July 9, 2007
Topps and Upper Deck: The Antitrust Risk
The Topps Company, Inc. today announced that its Board of Directors had unanimously recommended that its stockholders reject the pending, unsolicited Upper Deck tender offer. Upper Deck is offering $10.75 a share or $416 million. In connection with their rejection, the Topps board asserted that the terms of the Upper Deck tender offer are substantially similar to the acquisition proposals submitted by Upper Deck to Topps on April 12, 2007 and May 21, 2007. However, Topps stated that it will continue discussions with Upper Deck to see if a consensual transaction is possible. Topps has currently agreed to be acquired by The Tornante Company LLC and Madison Dearborn Partners, LLC for $9.75 a share in cash, or about $385 million.
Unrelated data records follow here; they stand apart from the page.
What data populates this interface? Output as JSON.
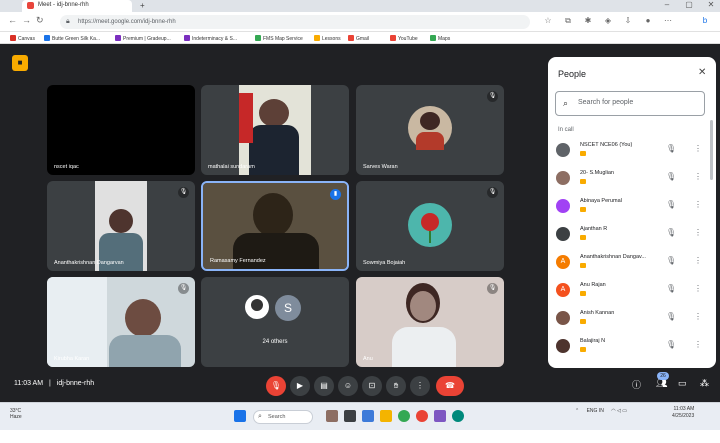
{
  "browser": {
    "tab_title": "Meet - idj-bnne-rhh",
    "url": "https://meet.google.com/idj-bnne-rhh",
    "bookmarks": [
      {
        "label": "Canvas",
        "color": "#d93025"
      },
      {
        "label": "Butte Green Silk Ka...",
        "color": "#1a73e8"
      },
      {
        "label": "Premium | Gradeup...",
        "color": "#7b2fbf"
      },
      {
        "label": "Indeterminacy & S...",
        "color": "#7b2fbf"
      },
      {
        "label": "FMS Map Service",
        "color": "#34a853"
      },
      {
        "label": "Lessons",
        "color": "#f9ab00"
      },
      {
        "label": "Gmail",
        "color": "#ea4335"
      },
      {
        "label": "YouTube",
        "color": "#ea4335"
      },
      {
        "label": "Maps",
        "color": "#34a853"
      }
    ]
  },
  "meeting": {
    "time": "11:03 AM",
    "separator": "|",
    "code": "idj-bnne-rhh",
    "participant_count_badge": "26"
  },
  "tiles": [
    {
      "name": "nscet iqac",
      "avatar": "black"
    },
    {
      "name": "mathalai sundaram",
      "avatar": "video"
    },
    {
      "name": "Sarves Waran",
      "avatar": "photo"
    },
    {
      "name": "Ananthakrishnan Dangarvan",
      "avatar": "video"
    },
    {
      "name": "Ramasamy Fernandez",
      "avatar": "video-active"
    },
    {
      "name": "Sowmiya Bojaiah",
      "avatar": "rose"
    },
    {
      "name": "Kirubha Karan",
      "avatar": "video"
    },
    {
      "name": "24 others",
      "avatar": "group",
      "group_letter": "S"
    },
    {
      "name": "Anu",
      "avatar": "video"
    }
  ],
  "people_panel": {
    "title": "People",
    "search_placeholder": "Search for people",
    "section_label": "In call",
    "participants": [
      {
        "name": "NSCET NCE06 (You)",
        "color": "#5f6368",
        "initial": ""
      },
      {
        "name": "20- S.Muglian",
        "color": "#8d6e63",
        "initial": ""
      },
      {
        "name": "Abinaya Perumal",
        "color": "#a142f4",
        "initial": ""
      },
      {
        "name": "Ajanthan R",
        "color": "#3c4043",
        "initial": ""
      },
      {
        "name": "Ananthakrishnan Dangav...",
        "color": "#f57c00",
        "initial": "A"
      },
      {
        "name": "Anu Rajan",
        "color": "#f4511e",
        "initial": "A"
      },
      {
        "name": "Anish Kannan",
        "color": "#795548",
        "initial": ""
      },
      {
        "name": "Balajiraj N",
        "color": "#4e342e",
        "initial": ""
      }
    ]
  },
  "taskbar": {
    "weather_temp": "33°C",
    "weather_desc": "Haze",
    "search_label": "Search",
    "lang": "ENG",
    "region": "IN",
    "clock_time": "11:03 AM",
    "clock_date": "4/25/2023"
  }
}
Topps' board has not changed its recommendation for that transaction.
On July 2, Upper Deck, Topps main competitor in the trading card market, filed with the Federal Trade Commission and the Department of Justice the documentation necessary to commence the initial 15-day antitrust regulatory review period under the Hart-Scott-Rodino Antitrust Improvements Act of 1976 with respect to the tender offer. The review period is 15 days and not the normal 30 days because it is a tender offer, and the period is scheduled to expire on July 17, 2007. However, there is a strong chance the FTC or DOJ will issue a second request for this proposed transaction, delaying the process. Until this review is completed, Upper Deck will not be able to close its tender offer.
And the antitrust risk is clearly in both parties minds, as Topps 14D/9 filed today details that the substance of the parties' negotiations have concerned antitrust issues. Topps is requesting that Upper Deck agree to a $56.5 million reverse termination fee and a modified hell or high water provision (a provision in which Upper Deck would agree to sell or hold separate assets to satisfy governmental antitrust concerns). Upper Deck has resisted these provision, and the parties have agreed to suspend negotiations on the matter until the antitrust risk is clarified through the HSR process.
Topps was scheduled to hold a shareholders meeting to vote on the Tornante acquisition on June 28. But, the Delaware Court of Chancery enjoined the holding of the meeting to permit Upper Deck to commence its tender offer. Topps has yet to announce the new date for the meeting but has set the record date for the close of business on July 3.
For the time being, the deal is in the hands of the antitrust authorities. If and when they clear the transaction, expect the bidding for Topps to continue. In the case of a second request, Topps may try and push forward with the Tornante bid, perhaps with a sweetener from that consortium to hasten the process. At the very least the market agrees with a higher offer, Topps is trading today at $10.42 as I write, above Tornante's current offer price.
TrackBack URL for this entry:
Listed below are links to weblogs that reference Topps and Upper Deck: The Antitrust Risk: